**WHAT THE EXERCISE ASKS**
Print each record below character for character.

**EXERCISE INPUT**
=== Section Start ===

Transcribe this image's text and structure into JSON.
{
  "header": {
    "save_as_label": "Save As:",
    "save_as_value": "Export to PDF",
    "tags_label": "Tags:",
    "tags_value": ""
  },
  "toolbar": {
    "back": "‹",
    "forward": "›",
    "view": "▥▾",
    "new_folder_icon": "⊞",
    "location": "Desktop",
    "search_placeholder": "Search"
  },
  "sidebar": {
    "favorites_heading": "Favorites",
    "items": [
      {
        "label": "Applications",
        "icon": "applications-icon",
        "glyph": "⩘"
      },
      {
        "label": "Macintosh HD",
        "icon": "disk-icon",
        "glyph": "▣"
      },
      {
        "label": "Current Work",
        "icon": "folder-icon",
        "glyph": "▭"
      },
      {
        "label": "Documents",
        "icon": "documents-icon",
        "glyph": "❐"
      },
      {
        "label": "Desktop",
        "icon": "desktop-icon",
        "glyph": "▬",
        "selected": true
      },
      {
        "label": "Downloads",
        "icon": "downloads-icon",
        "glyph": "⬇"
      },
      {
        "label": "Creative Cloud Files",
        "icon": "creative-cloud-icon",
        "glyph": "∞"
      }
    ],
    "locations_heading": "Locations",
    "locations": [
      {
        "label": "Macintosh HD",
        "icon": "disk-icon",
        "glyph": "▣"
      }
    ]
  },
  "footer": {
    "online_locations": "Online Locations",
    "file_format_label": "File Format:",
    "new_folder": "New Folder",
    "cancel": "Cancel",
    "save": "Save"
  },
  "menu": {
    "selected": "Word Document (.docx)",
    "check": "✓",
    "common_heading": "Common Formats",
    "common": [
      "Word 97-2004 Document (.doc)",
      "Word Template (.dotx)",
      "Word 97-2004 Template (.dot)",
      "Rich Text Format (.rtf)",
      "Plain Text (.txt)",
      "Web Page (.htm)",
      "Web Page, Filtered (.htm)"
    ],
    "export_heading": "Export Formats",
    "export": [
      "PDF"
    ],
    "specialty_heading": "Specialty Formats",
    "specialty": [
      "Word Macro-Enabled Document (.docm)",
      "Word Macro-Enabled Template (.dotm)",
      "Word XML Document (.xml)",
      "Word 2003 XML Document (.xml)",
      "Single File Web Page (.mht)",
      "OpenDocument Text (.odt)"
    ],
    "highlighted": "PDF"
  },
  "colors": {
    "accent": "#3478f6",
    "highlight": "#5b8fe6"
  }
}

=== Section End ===

**SOLUTION FOR THIS EXERCISE**
Transcribe this image's text and structure into JSON.
{
  "header": {
    "save_as_label": "Save As:",
    "save_as_value": "Export to PDF",
    "tags_label": "Tags:",
    "tags_value": ""
  },
  "toolbar": {
    "back": "‹",
    "forward": "›",
    "view": "▥▾",
    "new_folder_icon": "⊞",
    "location": "Desktop",
    "search_placeholder": "Search"
  },
  "sidebar": {
    "favorites_heading": "Favorites",
    "items": [
      {
        "label": "Applications",
        "icon": "applications-icon",
        "glyph": "⩘"
      },
      {
        "label": "Macintosh HD",
        "icon": "disk-icon",
        "glyph": "▣"
      },
      {
        "label": "Current Work",
        "icon": "folder-icon",
        "glyph": "▭"
      },
      {
        "label": "Documents",
        "icon": "documents-icon",
        "glyph": "❐"
      },
      {
        "label": "Desktop",
        "icon": "desktop-icon",
        "glyph": "▬",
        "selected": true
      },
      {
        "label": "Downloads",
        "icon": "downloads-icon",
        "glyph": "⬇"
      },
      {
        "label": "Creative Cloud Files",
        "icon": "creative-cloud-icon",
        "glyph": "∞"
      }
    ],
    "locations_heading": "Locations",
    "locations": [
      {
        "label": "Macintosh HD",
        "icon": "disk-icon",
        "glyph": "▣"
      }
    ]
  },
  "footer": {
    "online_locations": "Online Locations",
    "file_format_label": "File Format:",
    "new_folder": "New Folder",
    "cancel": "Cancel",
    "save": "Save"
  },
  "menu": {
    "selected": "Word Document (.docx)",
    "check": "✓",
    "common_heading": "Common Formats",
    "common": [
      "Word 97-2004 Document (.doc)",
      "Word Template (.dotx)",
      "Word 97-2004 Template (.dot)",
      "Rich Text Format (.rtf)",
      "Plain Text (.txt)",
      "Web Page (.htm)",
      "Web Page, Filtered (.htm)"
    ],
    "export_heading": "Export Formats",
    "export": [
      "PDF"
    ],
    "specialty_heading": "Specialty Formats",
    "specialty": [
      "Word Macro-Enabled Document (.docm)",
      "Word Macro-Enabled Template (.dotm)",
      "Word XML Document (.xml)",
      "Word 2003 XML Document (.xml)",
      "Single File Web Page (.mht)",
      "OpenDocument Text (.odt)"
    ],
    "highlighted": "PDF"
  },
  "colors": {
    "accent": "#3478f6",
    "highlight": "#5b8fe6"
  }
}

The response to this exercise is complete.